The Double winners supply four of England’s 30-man provisional World Cup squad, with Joe Cole in particular keen to impress as he tries to hold off Adam Johnson to claim a spot in the final 23.
However, as they only arrived at England’s altitude training camp in Irdning on Wednesday evening after being given three days off following the FA Cup final last weekend, Capello does not think it would be right to include anyone from that Wembley encounter for the Three Lions’ final outing on home soil before departure for South Africa.
“The Chelsea players and David James will not play against Mexico,” confirmed Capello.
“I needed them to train and stay with us. I also needed to check their physical situation so these five players won’t play.”
As Cole’s team-mates John Terry, Frank Lampard and Ashley Cole are – fitness permitting – automatic members of Capello’s first-choice starting line-up, there is bound to be an element of experimentation about Capello’s team.
Mexico are also World Cup-bound, and Monday does provide an opportunity to tinker with both formation and personnel.
Johnson and Michael Dawson will both hope that involves debuts for them, while Jamie Carragher and Ledley King will probably be asked to make their first England appearances since Capello replaced Steve McClaren in December 2007.
It is suggested that Carragher is earmarked for the right-back berth Liverpool team-mate Glen Johnson had been expected to fill, while King, whose chronic knee problems have not prevented him training at England’s mountain retreat, may be deployed in a holding role to anchor a five-man midfield.
Another strategy currently taking shape in Capello’s mind involves the use of Wayne Rooney as a lone striker, just as he was used at Manchester United for the bulk of last season.
“I will experiment against Mexico,” he said.
“It is important to see how some of these perform on the pitch.”
For some, it is an opportunity that must not be squandered.
As uncertainty remains over the fitness of Gareth Barry, whose scan on Monday will determine whether Capello takes a chance on the Manchester City midfielder, at least one of the seven expected to be culled could be save while the others will hope to provide the England boss with a nudge so strong it cannot be ignored.
“In my mind I more or less know the names of the 23 players who will be with me in South Africa,” he said.
“But we have to wait because you never know whether someone gets injured.”
Having used the facilities in Irdning before when he was coach of both Milan and Real Madrid, Capello knew exactly what he was getting when he booked the trip.

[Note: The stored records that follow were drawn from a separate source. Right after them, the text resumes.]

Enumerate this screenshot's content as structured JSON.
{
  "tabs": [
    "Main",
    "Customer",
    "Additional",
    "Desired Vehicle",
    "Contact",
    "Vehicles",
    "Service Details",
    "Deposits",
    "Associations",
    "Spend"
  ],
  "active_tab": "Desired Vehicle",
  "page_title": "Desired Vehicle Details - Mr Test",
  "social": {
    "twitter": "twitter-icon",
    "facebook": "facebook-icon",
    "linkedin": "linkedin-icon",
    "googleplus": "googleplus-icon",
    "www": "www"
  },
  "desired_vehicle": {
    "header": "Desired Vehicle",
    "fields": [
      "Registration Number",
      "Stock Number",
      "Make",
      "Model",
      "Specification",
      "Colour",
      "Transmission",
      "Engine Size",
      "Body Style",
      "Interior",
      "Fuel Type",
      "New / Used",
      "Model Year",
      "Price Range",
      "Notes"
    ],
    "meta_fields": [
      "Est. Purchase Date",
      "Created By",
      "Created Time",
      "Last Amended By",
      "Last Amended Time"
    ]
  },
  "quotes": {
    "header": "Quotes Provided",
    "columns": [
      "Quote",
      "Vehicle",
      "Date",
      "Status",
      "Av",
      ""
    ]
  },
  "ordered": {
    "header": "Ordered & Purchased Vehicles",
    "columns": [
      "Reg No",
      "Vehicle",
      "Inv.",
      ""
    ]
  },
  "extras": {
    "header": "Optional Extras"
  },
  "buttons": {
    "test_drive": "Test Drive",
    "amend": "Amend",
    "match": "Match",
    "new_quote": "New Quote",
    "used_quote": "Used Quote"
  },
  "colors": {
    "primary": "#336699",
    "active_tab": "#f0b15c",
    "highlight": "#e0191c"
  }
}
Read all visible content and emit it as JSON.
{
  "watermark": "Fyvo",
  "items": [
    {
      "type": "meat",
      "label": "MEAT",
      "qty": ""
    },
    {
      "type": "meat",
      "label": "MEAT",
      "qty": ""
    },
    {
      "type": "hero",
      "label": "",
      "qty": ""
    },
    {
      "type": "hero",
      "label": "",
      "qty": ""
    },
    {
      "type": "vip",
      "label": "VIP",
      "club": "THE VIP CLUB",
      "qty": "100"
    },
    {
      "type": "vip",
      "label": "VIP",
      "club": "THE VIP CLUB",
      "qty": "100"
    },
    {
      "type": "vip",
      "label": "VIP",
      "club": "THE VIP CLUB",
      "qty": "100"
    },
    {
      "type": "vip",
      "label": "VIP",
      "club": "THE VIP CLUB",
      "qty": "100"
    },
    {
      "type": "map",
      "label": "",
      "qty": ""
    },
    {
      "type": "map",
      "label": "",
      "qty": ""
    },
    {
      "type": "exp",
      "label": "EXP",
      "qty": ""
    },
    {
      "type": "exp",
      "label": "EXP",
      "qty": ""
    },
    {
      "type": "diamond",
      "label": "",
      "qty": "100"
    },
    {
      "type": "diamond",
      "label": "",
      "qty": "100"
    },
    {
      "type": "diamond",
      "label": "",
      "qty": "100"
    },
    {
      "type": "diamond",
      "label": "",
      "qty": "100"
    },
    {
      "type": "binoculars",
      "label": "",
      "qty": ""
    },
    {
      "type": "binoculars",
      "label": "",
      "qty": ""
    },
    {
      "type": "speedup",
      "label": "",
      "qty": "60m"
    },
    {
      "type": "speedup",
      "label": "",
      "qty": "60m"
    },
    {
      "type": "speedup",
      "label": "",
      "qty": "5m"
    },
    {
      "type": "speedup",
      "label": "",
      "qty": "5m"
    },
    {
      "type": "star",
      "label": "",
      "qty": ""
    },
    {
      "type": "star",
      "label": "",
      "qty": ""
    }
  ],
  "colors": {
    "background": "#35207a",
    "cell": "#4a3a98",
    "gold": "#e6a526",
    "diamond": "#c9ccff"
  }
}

The clear air and cooler temperatures are far more like the ones England will find in South Africa than the balmy conditions they last behind at home.
Physically, Capello and his extensive back-room team could have done no more to ensure their players are as prepared as it is possible to be for their opening Group C game against the United States in Rustenburg on June 12.
However, for someone as methodical as the England coach, it comes as a surprise to discover there have been no penalties practised.
At this stage, he simply does not see the point.
“It is too early to practise penalties,” he reflected.
“In any case, you could prepare for penalties and practise every day in training. But in a match it is different.
“Shooting to win is not the same as shooting in training.
“In training, the keeper is not very big. When you need to score to win, the keeper is really big and the goal is very small.”